Does Aid to Families with Dependent Children Displace Familial Assistance?

Published 1996

by Robert F. Schoeni

Download eBook for Free

FormatFile SizeNotes
PDF file 2.1 MB

Use Adobe Acrobat Reader version 10 or higher for the best experience.

Proponents of reducing welfare assistance argue that the family would respond to the increased need of single mothers by providing more assistance if the state lowered welfare benefits. The objective of this study is to estimate whether income received from AFDC displaces private familial assistance in the form of cash and time help. It is found that displacement is precisely estimated among blacks but not whites. The estimates for blacks suggest that annual familial cash received is reduced by 17 cents per dollar increase in AFDC benefits, and time help received is reduced by 75 hours per year per $1,000 increase in AFDC benefits. As a result, family members who would have given greater amounts of assistance under a less generous welfare program now have greater income themselves, equal to the amount they otherwise would have transferred. Although these may not be the people to whom the program is directly attempting to assist, it is found that they too are quite poor and needy.

This report is part of the RAND draft series. The unrestricted draft was a product of RAND from 1993 to 2003 that represented preliminary or prepublication versions of other more formal RAND products for distribution to appropriate external audiences. The draft could be considered similar to an academic discussion paper. Although unrestricted drafts had been approved for circulation, they were not usually formally edited or peer reviewed.

This research in the public interest was supported by RAND, using discretionary funds made possible by the generosity of RAND's donors, the fees earned on client-funded research, and independent research and development (IR&D) funds provided by the Department of Defense.

This document and trademark(s) contained herein are protected by law.
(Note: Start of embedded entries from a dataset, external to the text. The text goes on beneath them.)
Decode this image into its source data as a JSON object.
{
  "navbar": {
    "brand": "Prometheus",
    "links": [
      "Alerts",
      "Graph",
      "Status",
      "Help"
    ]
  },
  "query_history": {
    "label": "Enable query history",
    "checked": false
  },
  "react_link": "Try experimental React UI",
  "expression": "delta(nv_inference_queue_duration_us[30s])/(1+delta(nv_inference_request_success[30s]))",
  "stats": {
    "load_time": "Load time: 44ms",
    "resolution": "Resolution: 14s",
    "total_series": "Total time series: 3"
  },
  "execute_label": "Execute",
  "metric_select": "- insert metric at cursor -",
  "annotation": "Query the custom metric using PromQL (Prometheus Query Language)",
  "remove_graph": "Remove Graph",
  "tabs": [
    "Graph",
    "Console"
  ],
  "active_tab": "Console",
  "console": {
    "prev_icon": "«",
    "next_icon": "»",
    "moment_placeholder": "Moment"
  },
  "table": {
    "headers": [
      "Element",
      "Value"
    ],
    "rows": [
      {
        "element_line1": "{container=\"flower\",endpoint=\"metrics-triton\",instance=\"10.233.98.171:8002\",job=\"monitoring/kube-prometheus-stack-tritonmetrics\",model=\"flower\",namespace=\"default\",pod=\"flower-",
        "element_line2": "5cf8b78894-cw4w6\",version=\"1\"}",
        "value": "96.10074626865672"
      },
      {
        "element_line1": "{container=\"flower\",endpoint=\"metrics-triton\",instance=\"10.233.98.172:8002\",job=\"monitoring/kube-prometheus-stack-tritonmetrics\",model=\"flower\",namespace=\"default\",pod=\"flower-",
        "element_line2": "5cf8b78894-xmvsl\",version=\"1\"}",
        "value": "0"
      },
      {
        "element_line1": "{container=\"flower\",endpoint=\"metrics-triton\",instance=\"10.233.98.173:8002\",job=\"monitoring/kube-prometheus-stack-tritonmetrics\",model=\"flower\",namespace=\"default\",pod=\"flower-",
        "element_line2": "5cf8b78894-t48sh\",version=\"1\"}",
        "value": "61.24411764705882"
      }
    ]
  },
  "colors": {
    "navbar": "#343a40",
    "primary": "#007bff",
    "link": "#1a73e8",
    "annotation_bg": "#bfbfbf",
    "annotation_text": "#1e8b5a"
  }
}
This representation of RAND intellectual property is provided for noncommercial use only. Unauthorized posting of this publication online is prohibited; linking directly to this product page is encouraged. Permission is required from RAND to reproduce, or reuse in another form, any of its research documents for commercial purposes. For information on reprint and reuse permissions, please visit
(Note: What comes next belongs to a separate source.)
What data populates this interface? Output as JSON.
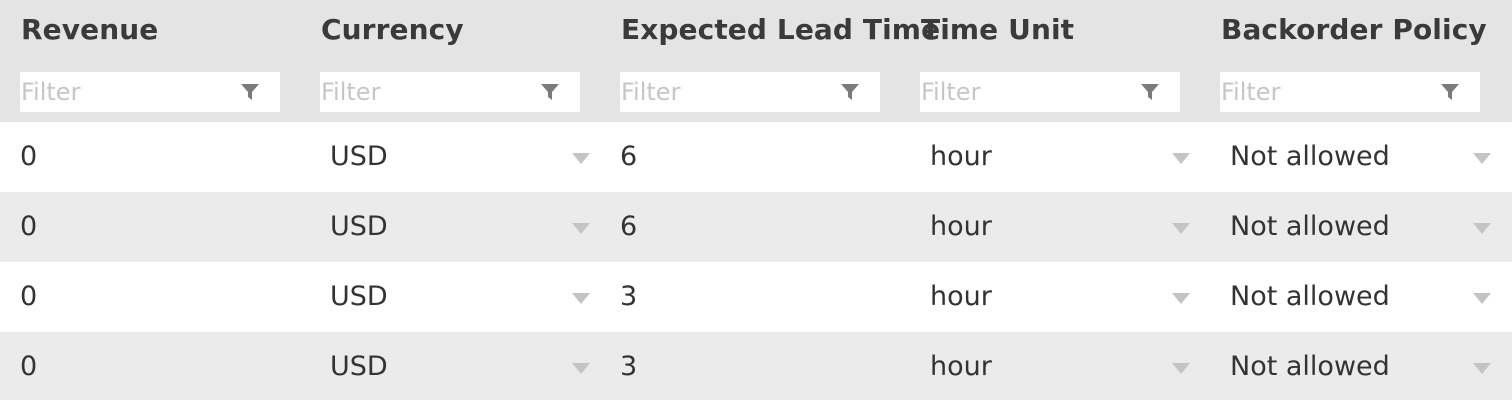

RAND is a nonprofit institution that helps improve policy and decisionmaking through research and analysis. RAND's publications do not necessarily reflect the opinions of its research clients and sponsors.